Baum emigrated from Elmshorn, north of Hamburg, a town that was for hundreds of years part of Denmark, until becoming part of Germany in 1864. The first synagogue had been built there in 1749. It was replaced with another synagogue in 1846 at a time when the Jewish population of the town was about two hundred. Over time, the city’s Jewish population declined as people resettled in more urban areas. In 1907 Ralph Baum’s father, David (1869–1954), came to Elmshorn from Wittelsberg, about 265 miles to the south. He was a teacher and became the cultural clerk of the community, performing functions in place of a rabbi. He served in the German army in World War I and had received the Iron Cross, awarded for bravery and heroism.


After Kristallnacht, on the night of November 9–10, 1938—when the Elmshorn synagogue and an apartment building were set on fire during the widespread anti-Jewish attacks that took place across Austria and Germany—David Baum was arrested and interned at Sachsenhausen. He was freed after twelve days because he and Ralph’s mother, Paula, already had a visa to travel to the United States. They soon departed and arrived in New York in early 1939. It wasn’t long before the rest of Elmshorn’s Jewish residents either fled or were deported, and on November 22, 1943, Elmshorn was declared “free of Jews.” Five members of the local Nazi Party (including a bank teller and an innkeeper) were put on trial after the War for burning of the synagogue, however they were exonerated in a trial in 1948.


It is believed that only one of the thirteen Torah scrolls belonging to the Elmshorn synagogue was saved (although it was severely damaged). In 1953 on a trip to Germany, when Ralph Baum returned to his birthplace, a burnt Torah scroll—now on permanent display in the Museum—that had been kept in storage at the local police station was given to him. It became the inspiration for his efforts to salvage remnants of European Jewish material culture by collecting Judaica.

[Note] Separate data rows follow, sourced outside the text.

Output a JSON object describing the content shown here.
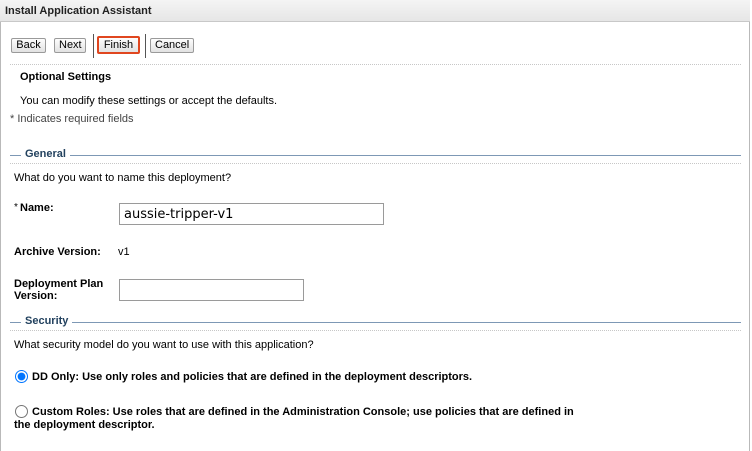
{
  "window": {
    "title": "Install Application Assistant"
  },
  "toolbar": {
    "back_label": "Back",
    "next_label": "Next",
    "finish_label": "Finish",
    "cancel_label": "Cancel"
  },
  "page": {
    "heading": "Optional Settings",
    "description": "You can modify these settings or accept the defaults.",
    "required_note": "* Indicates required fields"
  },
  "general": {
    "legend": "General",
    "question": "What do you want to name this deployment?",
    "name_required_marker": "*",
    "name_label": "Name:",
    "name_value": "aussie-tripper-v1",
    "archive_version_label": "Archive Version:",
    "archive_version_value": "v1",
    "plan_version_label_line1": "Deployment Plan",
    "plan_version_label_line2": "Version:",
    "plan_version_value": ""
  },
  "security": {
    "legend": "Security",
    "question": "What security model do you want to use with this application?",
    "options": [
      {
        "label": "DD Only: Use only roles and policies that are defined in the deployment descriptors.",
        "selected": true
      },
      {
        "label_line1": "Custom Roles: Use roles that are defined in the Administration Console; use policies that are defined in",
        "label_line2": "the deployment descriptor.",
        "selected": false
      }
    ]
  },
  "colors": {
    "finish_highlight": "#e0461f",
    "legend_text": "#23425f",
    "legend_rule": "#7d98b5"
  }
}
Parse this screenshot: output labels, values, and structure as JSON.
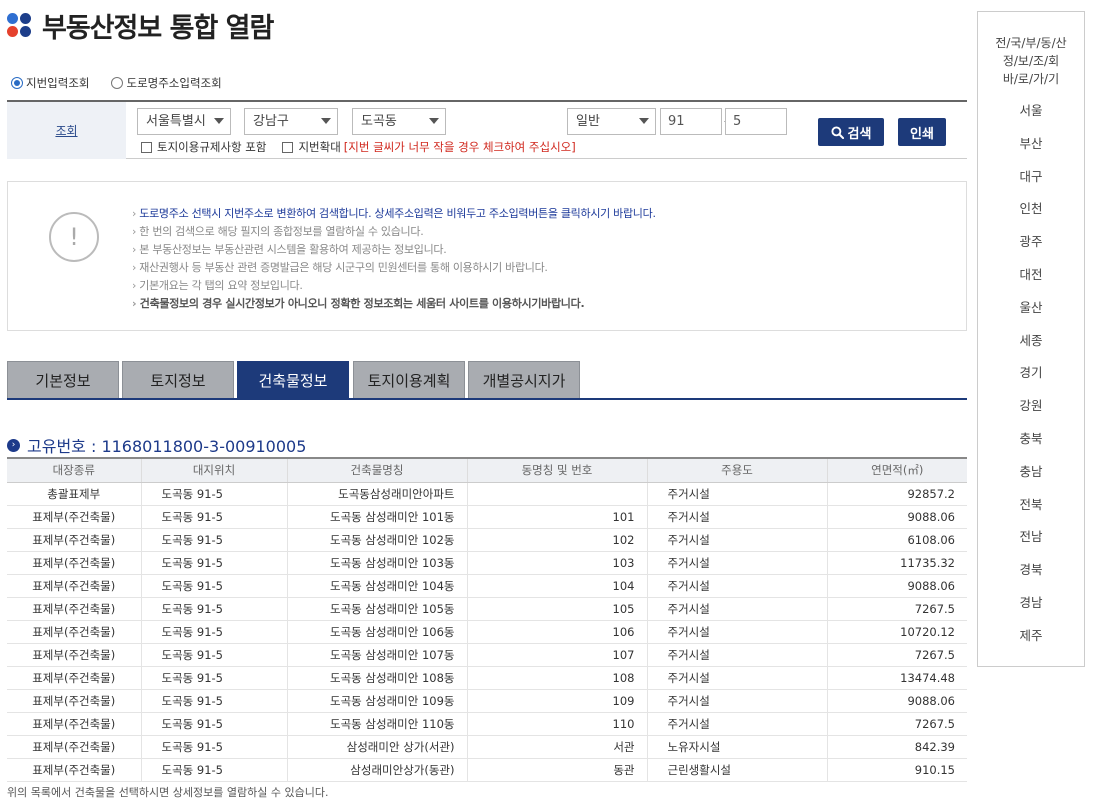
{
  "header": {
    "title": "부동산정보 통합 열람"
  },
  "search_mode": {
    "options": [
      {
        "label": "지번입력조회",
        "selected": true
      },
      {
        "label": "도로명주소입력조회",
        "selected": false
      }
    ]
  },
  "search": {
    "label": "조회",
    "city": "서울특별시",
    "district": "강남구",
    "dong": "도곡동",
    "lot_type": "일반",
    "main_no": "91",
    "sub_no": "5",
    "dash": "-",
    "search_button": "검색",
    "print_button": "인쇄",
    "checkbox_land": "토지이용규제사항 포함",
    "checkbox_zoom": "지번확대",
    "zoom_hint": "[지번 글씨가 너무 작을 경우 체크하여 주십시오]"
  },
  "notice": {
    "icon_text": "!",
    "lines": [
      "도로명주소 선택시 지번주소로 변환하여 검색합니다. 상세주소입력은 비워두고 주소입력버튼을 클릭하시기 바랍니다.",
      "한 번의 검색으로 해당 필지의 종합정보를 열람하실 수 있습니다.",
      "본 부동산정보는 부동산관련 시스템을 활용하여 제공하는 정보입니다.",
      "재산권행사 등 부동산 관련 증명발급은 해당 시군구의 민원센터를 통해 이용하시기 바랍니다.",
      "기본개요는 각 탭의 요약 정보입니다.",
      "건축물정보의 경우 실시간정보가 아니오니 정확한 정보조회는 세움터 사이트를 이용하시기바랍니다."
    ]
  },
  "tabs": [
    {
      "label": "기본정보",
      "active": false
    },
    {
      "label": "토지정보",
      "active": false
    },
    {
      "label": "건축물정보",
      "active": true
    },
    {
      "label": "토지이용계획",
      "active": false
    },
    {
      "label": "개별공시지가",
      "active": false
    }
  ],
  "unique_id": {
    "text": "고유번호 : 1168011800-3-00910005"
  },
  "table": {
    "headers": [
      "대장종류",
      "대지위치",
      "건축물명칭",
      "동명칭 및 번호",
      "주용도",
      "연면적(㎡)"
    ],
    "rows": [
      [
        "총괄표제부",
        "도곡동 91-5",
        "도곡동삼성래미안아파트",
        "",
        "주거시설",
        "92857.2"
      ],
      [
        "표제부(주건축물)",
        "도곡동 91-5",
        "도곡동 삼성래미안 101동",
        "101",
        "주거시설",
        "9088.06"
      ],
      [
        "표제부(주건축물)",
        "도곡동 91-5",
        "도곡동 삼성래미안 102동",
        "102",
        "주거시설",
        "6108.06"
      ],
      [
        "표제부(주건축물)",
        "도곡동 91-5",
        "도곡동 삼성래미안 103동",
        "103",
        "주거시설",
        "11735.32"
      ],
      [
        "표제부(주건축물)",
        "도곡동 91-5",
        "도곡동 삼성래미안 104동",
        "104",
        "주거시설",
        "9088.06"
      ],
      [
        "표제부(주건축물)",
        "도곡동 91-5",
        "도곡동 삼성래미안 105동",
        "105",
        "주거시설",
        "7267.5"
      ],
      [
        "표제부(주건축물)",
        "도곡동 91-5",
        "도곡동 삼성래미안 106동",
        "106",
        "주거시설",
        "10720.12"
      ],
      [
        "표제부(주건축물)",
        "도곡동 91-5",
        "도곡동 삼성래미안 107동",
        "107",
        "주거시설",
        "7267.5"
      ],
      [
        "표제부(주건축물)",
        "도곡동 91-5",
        "도곡동 삼성래미안 108동",
        "108",
        "주거시설",
        "13474.48"
      ],
      [
        "표제부(주건축물)",
        "도곡동 91-5",
        "도곡동 삼성래미안 109동",
        "109",
        "주거시설",
        "9088.06"
      ],
      [
        "표제부(주건축물)",
        "도곡동 91-5",
        "도곡동 삼성래미안 110동",
        "110",
        "주거시설",
        "7267.5"
      ],
      [
        "표제부(주건축물)",
        "도곡동 91-5",
        "삼성래미안 상가(서관)",
        "서관",
        "노유자시설",
        "842.39"
      ],
      [
        "표제부(주건축물)",
        "도곡동 91-5",
        "삼성래미안상가(동관)",
        "동관",
        "근린생활시설",
        "910.15"
      ]
    ]
  },
  "footnote": "위의 목록에서 건축물을 선택하시면 상세정보를 열람하실 수 있습니다.",
  "sidebar": {
    "title_lines": [
      "전/국/부/동/산",
      "정/보/조/회",
      "바/로/가/기"
    ],
    "regions": [
      "서울",
      "부산",
      "대구",
      "인천",
      "광주",
      "대전",
      "울산",
      "세종",
      "경기",
      "강원",
      "충북",
      "충남",
      "전북",
      "전남",
      "경북",
      "경남",
      "제주"
    ]
  },
  "colors": {
    "accent": "#1d3a7a",
    "tab_inactive": "#a9acb1",
    "warning": "#d0271d"
  }
}
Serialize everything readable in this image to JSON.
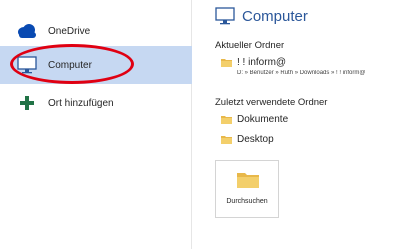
{
  "sidebar": {
    "items": [
      {
        "label": "OneDrive",
        "icon": "cloud-icon",
        "selected": false
      },
      {
        "label": "Computer",
        "icon": "monitor-icon",
        "selected": true
      },
      {
        "label": "Ort hinzufügen",
        "icon": "plus-icon",
        "selected": false
      }
    ]
  },
  "main": {
    "title": "Computer",
    "current_folder": {
      "heading": "Aktueller Ordner",
      "name": "! ! inform@",
      "path": "D: » Benutzer » Ruth » Downloads » ! ! inform@"
    },
    "recent": {
      "heading": "Zuletzt verwendete Ordner",
      "folders": [
        "Dokumente",
        "Desktop"
      ]
    },
    "browse_label": "Durchsuchen"
  },
  "colors": {
    "accent": "#2b579a",
    "selection": "#c6d8f2",
    "onedrive": "#094ab2",
    "add_place": "#217346",
    "folder": "#e8b84a",
    "annotation_ring": "#e00012"
  }
}
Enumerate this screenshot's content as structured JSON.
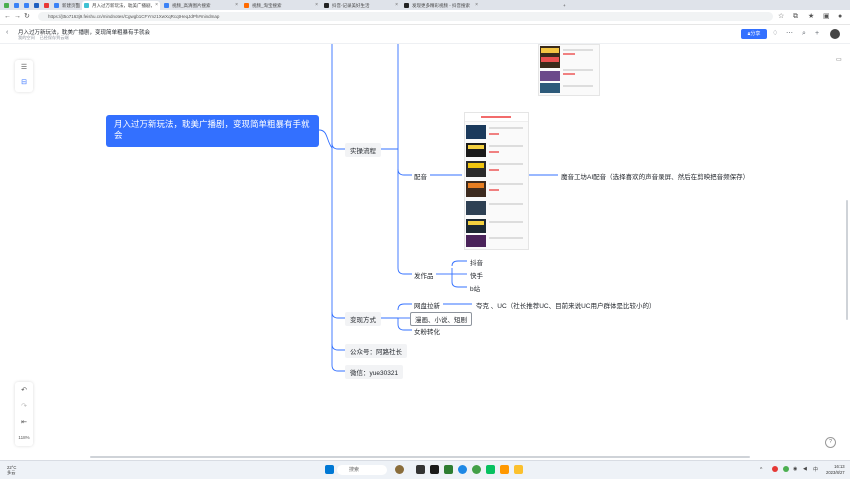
{
  "browser": {
    "tabs": [
      {
        "label": "",
        "color": "#4caf50"
      },
      {
        "label": "",
        "color": "#3b82f6"
      },
      {
        "label": "",
        "color": "#3b82f6"
      },
      {
        "label": "",
        "color": "#1f5fbf"
      },
      {
        "label": "",
        "color": "#e53935"
      },
      {
        "label": "新建页面",
        "color": "#3b82f6"
      },
      {
        "label": "月入过万新玩法，耽美广播剧，",
        "color": "#3ec1d3"
      },
      {
        "label": "视频_高清图片搜索",
        "color": "#3b82f6"
      },
      {
        "label": "视频_淘宝搜索",
        "color": "#ff6a00"
      },
      {
        "label": "抖音-记录美好生活",
        "color": "#222222"
      },
      {
        "label": "发现更多精彩视频 - 抖音搜索",
        "color": "#222222"
      }
    ],
    "new_tab": "+",
    "url": "https://jt5o7163j9.feishu.cn/mindnotes/Cgwgb1CFYmz1XwXqRcqtHeqJdPh#mindmap"
  },
  "doc": {
    "title": "月入过万新玩法，耽美广播剧，变现简单粗暴有手就会",
    "meta_left": "我的空间",
    "meta_right": "已经保存到云端",
    "share_label": "分享"
  },
  "mindmap": {
    "root": "月入过万新玩法，耽美广播剧，变现简单粗暴有手就会",
    "branch_process": "实操流程",
    "dubbing": "配音",
    "dubbing_note": "魔音工坊AI配音（选择喜欢的声音录屏、然后在剪映把音频保存）",
    "publish": "发作品",
    "platforms": [
      "抖音",
      "快手",
      "b站"
    ],
    "branch_monetize": "变现方式",
    "netdisk": "网盘拉新",
    "netdisk_note": "夸克 、UC（社长推荐UC、目前来说UC用户群体是比较小的）",
    "short_drama": "漫画、小说、短剧",
    "fan_convert": "女粉转化",
    "wechat_public": "公众号：阿路社长",
    "wechat": "微信：yue30321"
  },
  "toolbar": {
    "zoom": "118%",
    "undo": "↶",
    "redo": "↷",
    "format_painter": "⇤"
  },
  "taskbar": {
    "search_placeholder": "搜索",
    "weather_temp": "22°C",
    "weather_desc": "多云",
    "time": "16:13",
    "date": "2023/8/27"
  }
}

As a member of the American Alliance of Museums and the Bronx Arts Alliance, RiverSpring Living is proud to possess a world-class collection of paintings, sculpture, drawings, photographs and prints, as well as decorative arts and objects from world cultures.